I just saw a site called The Adsense Game that takes you through the process of creating and configuring an imaginary web site to learn how to use Google’s Adsense tool. You pick the type of site, add elements, and watch the hits happen and your bank account get fat.

Built by Joel Comm to promote (of course) his book, it’s a really slick and engaging example of adult learning. The simulation is attractive, tips pop up to help you, and the clean design makes it pretty easy to understand what you’re doing.

Google really needs to write this guy a check.

Just Like Teaching Pre-School — Adult Learners Are Impatient, Easily Distracted, and Learn By Doing

It never hurts to remind people developing any kind of learning content that there are key principles that have been proven over time. In fact, those of us who have been teaching adults know that there are many parallels between teaching grownups and teaching pre-schoolers.


They don’t like to share, they are easily distracted by shiny objects, and they learn much more easily with their hands on the controls — for example, toilet training. You can lecture a 2-year-old all day, but put him on the potty seat and you’re headed for success. Poop happens.
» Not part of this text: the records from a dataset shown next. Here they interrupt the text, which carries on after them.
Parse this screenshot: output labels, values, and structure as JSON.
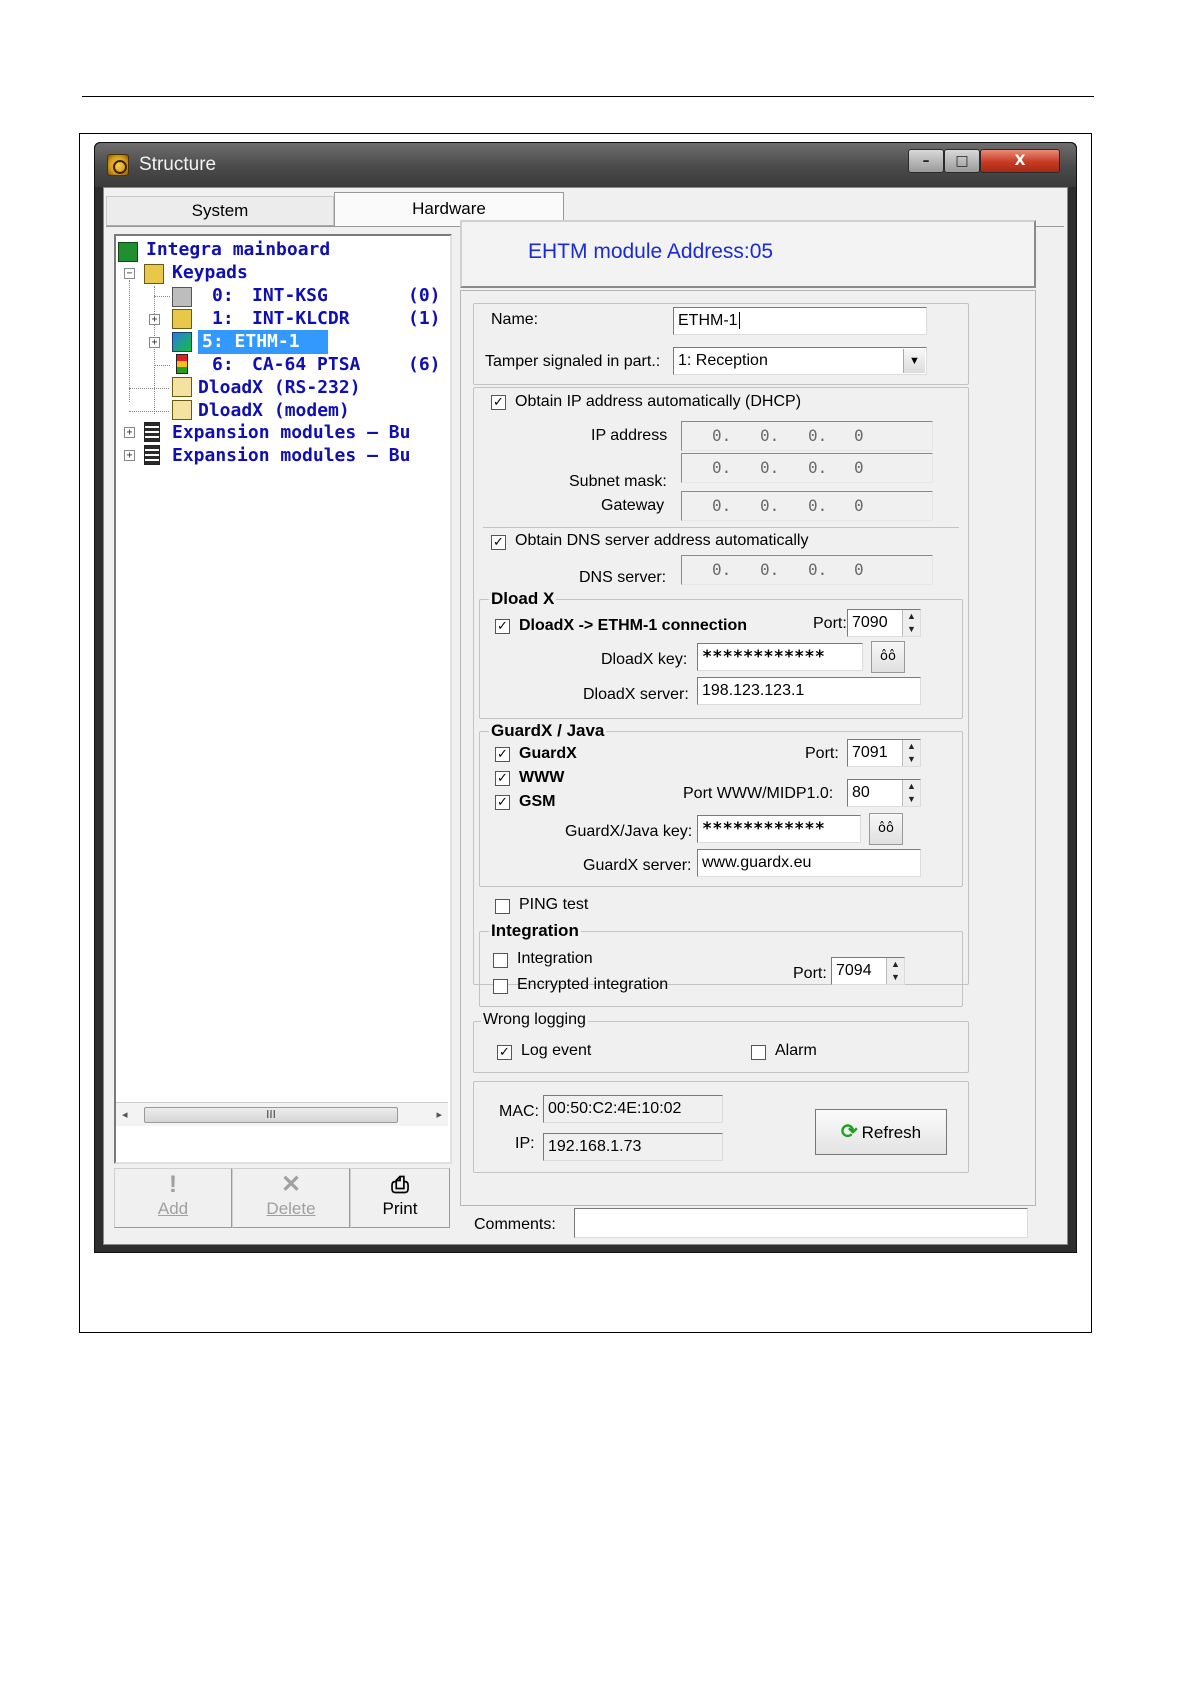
{
  "window": {
    "title": "Structure",
    "buttons": {
      "minimize": "–",
      "maximize": "□",
      "close": "X"
    }
  },
  "tabs": [
    {
      "label": "System"
    },
    {
      "label": "Hardware"
    }
  ],
  "tree": {
    "root": "Integra mainboard",
    "keypads": "Keypads",
    "items": [
      {
        "num": "0:",
        "name": "INT-KSG",
        "addr": "(0)"
      },
      {
        "num": "1:",
        "name": "INT-KLCDR",
        "addr": "(1)"
      },
      {
        "num": "5:",
        "name": "ETHM-1",
        "addr": ""
      },
      {
        "num": "6:",
        "name": "CA-64 PTSA",
        "addr": "(6)"
      }
    ],
    "dload_rs": "DloadX (RS-232)",
    "dload_modem": "DloadX (modem)",
    "expansion_1": "Expansion modules – Bu",
    "expansion_2": "Expansion modules – Bu",
    "scroll_thumb": "III"
  },
  "toolbar": {
    "add": "Add",
    "delete": "Delete",
    "print": "Print"
  },
  "module": {
    "title": "EHTM module Address:05",
    "name_label": "Name:",
    "name_value": "ETHM-1",
    "tamper_label": "Tamper signaled in part.:",
    "tamper_value": "1: Reception"
  },
  "network": {
    "dhcp_label": "Obtain IP address automatically (DHCP)",
    "ip_label": "IP address",
    "subnet_label": "Subnet mask:",
    "gateway_label": "Gateway",
    "dns_auto_label": "Obtain DNS server address automatically",
    "dns_label": "DNS server:",
    "octet": "0."
  },
  "dloadx": {
    "legend": "Dload X",
    "conn_label": "DloadX -> ETHM-1 connection",
    "port_label": "Port:",
    "port_value": "7090",
    "key_label": "DloadX key:",
    "key_value": "************",
    "server_label": "DloadX server:",
    "server_value": "198.123.123.1"
  },
  "guardx": {
    "legend": "GuardX / Java",
    "guardx_label": "GuardX",
    "www_label": "WWW",
    "gsm_label": "GSM",
    "port_label": "Port:",
    "port_value": "7091",
    "www_port_label": "Port WWW/MIDP1.0:",
    "www_port_value": "80",
    "key_label": "GuardX/Java key:",
    "key_value": "************",
    "server_label": "GuardX server:",
    "server_value": "www.guardx.eu"
  },
  "ping": {
    "label": "PING test"
  },
  "integration": {
    "legend": "Integration",
    "integration_label": "Integration",
    "encrypted_label": "Encrypted integration",
    "port_label": "Port:",
    "port_value": "7094"
  },
  "wrong_logging": {
    "legend": "Wrong logging",
    "log_event": "Log event",
    "alarm": "Alarm"
  },
  "status": {
    "mac_label": "MAC:",
    "mac_value": "00:50:C2:4E:10:02",
    "ip_label": "IP:",
    "ip_value": "192.168.1.73",
    "refresh_label": "Refresh"
  },
  "comments": {
    "label": "Comments:",
    "value": ""
  }
}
CLO magazine has a great article that expands on this called “Simulations Build on Adult Learning to Accelerate Skill Building and Application” and I’ve posted an excerpt below to make you want to climb up on the rest of the article and do your business.

Simulations Build on Adult Learning to Accelerate Skill Building and Application

October 4, 2006 – Kelley Whitney, Associate Editor

Simulations aren’t a new tool in enterprise learning. As with many of the technologies that have graced the learning stage in the past few years, simulations enjoyed a burst of popularity and attention that subsequently died down. But unlike many of the fly-by-night tech solutions that burst into a short-lived flame, the buzz around simulations still burns and with good reason — simulations are one of the top tools that engage learners and accelerate skill building, as well as the application of new skills and knowledge once employees are back on the job.

“We are seeing an increase in demand for simulations across the board, whether it’s an e-learning simulation, a classroom-based computer simulation or a board simulation,” said Rommin Adl, president and CEO of Strategic Management Group Inc., one of the largest simulation and multimedia training companies in the world. “We’re seeing growth in every single segment that we serve across different practice areas such as business acumen, leadership, project management and sales.”

Adl said part of the reason simulations are still hot is because they align closely with adult learning principles and offer the opportunity to learn by doing in a risk-free environment. Cost, once a huge deterrent to simulation implementation, remains a factor, but it is not as big a worry at the top of the organizational pyramid.

“It links to the strategic nature of learning,” Adl said. “If the learning is linked to some major strategic change initiative, then cost tends to be important, but it’s almost secondary to really creating alignment around the strategic change, whereas, if it’s a curriculum-based or open-enrollment type program, cost is going to be much more of a factor.” more…

The New Wisdom of the Web — Social Networking of User Generated Content

Wisdom of the Web

Allowing your customers to create content is really changing the nature of how information is shared about your products and services. Take a look at “The Wisdom of the Web“.

April 3, 2006 issue – A little over two years ago, even the most sensitive entrepreneurial radar could not pick out two pairs of people on opposite ends of the West Coast starting companies that would make plenty out of nothing. In Santa Monica, Calif., dot-com survivors Chris DeWolfe and Tom Anderson were hatching the idea of taking on biggies like AOL and Yahoo with a Web site consisting only of stuff that people would bring to it. And up in Vancouver, B.C., married collaborators Stewart Butterfield and Caterina Fake were just figuring out that the online game they were developing might work better as a way for people to share their digital photos with each other.